It is a phrase that I have heard many times, but I heard it again this week and it stuck in my mind.
‘Don’t tell me you’re funny – make me laugh’.
I’m not suggesting that marketers need to be stand-up comedians, although a sense of humour is essential to remain sane. What this phrase says to me is that when we market we should be demonstrating ‘how good we are’, and not just saying ‘we are good’.
There is an obvious way of doing this which is using the voice of the customer. A testimonial is worth a hundred eShots. I watched a documentary about Facebook recently – something I recorded ages ago, so probably old news now, but noteworthy all the same. It was talking about how Facebook is capitalising on advertising. It gave the example of someone like me going onto, say, the corporate Facebook page of Coca-Cola, and hitting ‘Like’. This is then used to advertise my endorsement of Coca-Cola to my friends. It assumes my friends have similar tastes to me, and as such when they login they are presented with a paid advert that effectively says ‘Gary likes Coca-Cola’ rather than ‘Coca-Cola is great’.
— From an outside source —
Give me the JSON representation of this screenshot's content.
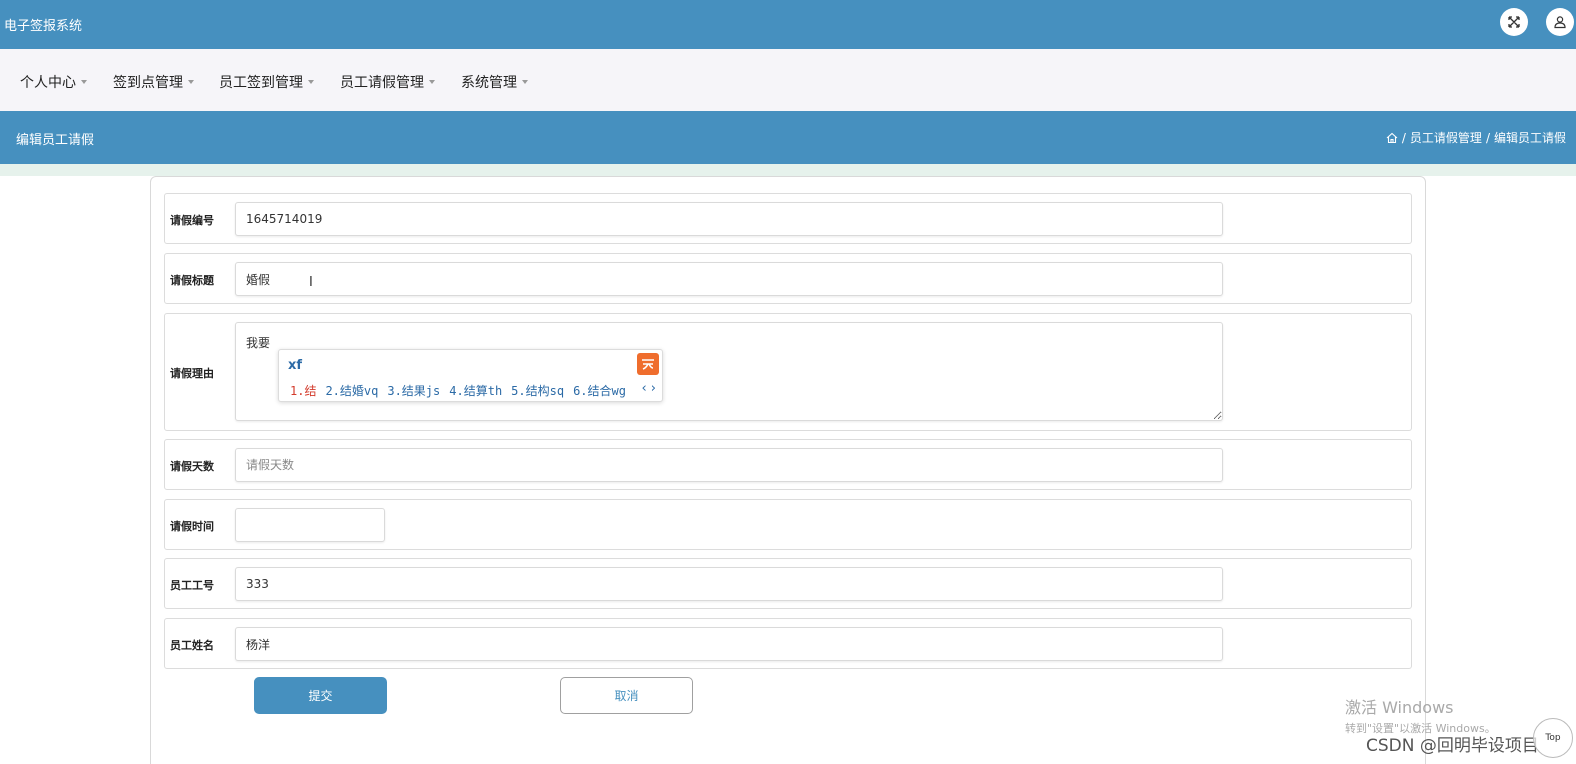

I find many organisations turn creating case studies into ‘mission impossible’, and as such a great deal of effort results in very little. I am not suggesting the Facebook model is the answer for B2B, but something can be learned from its simplicity. With this approach you are effectively getting someone else to say how great you are – ‘my friends say I am funny’.
The less obvious way is to get people to sample how you think, work and act. In other words, what is it like to be one of your customers? I do this for one of my clients – I effectively run a communication programme for customers delivering value-add information and advice. What I then do is take this content and ever so slightly re-purpose it for potential customers. This is a very subtle approach but in essence, rather than driving lots of eMarketing campaigns saying’ look at me’ or ‘we are great’, I very softly send them the things that make us great in the eyes of our customers.
I also find that this approach works well in terms of events. Many organisations are reluctant to have customers and prospects to the same event. I strongly believe that there is everything to gain and very little to lose in doing this. At an event, customers very rarely talk negatively about the host – after all they do not want to publicly declare they have made the wrong choice, especially not to strangers. They may be truthful in combining positives with negatives, but in my view this actually adds to the credibility.
Marketing may be at the sharpest end of the business, but sometimes it is the subtle things that are the most effective in raising not only awareness, but credibility of your organisation.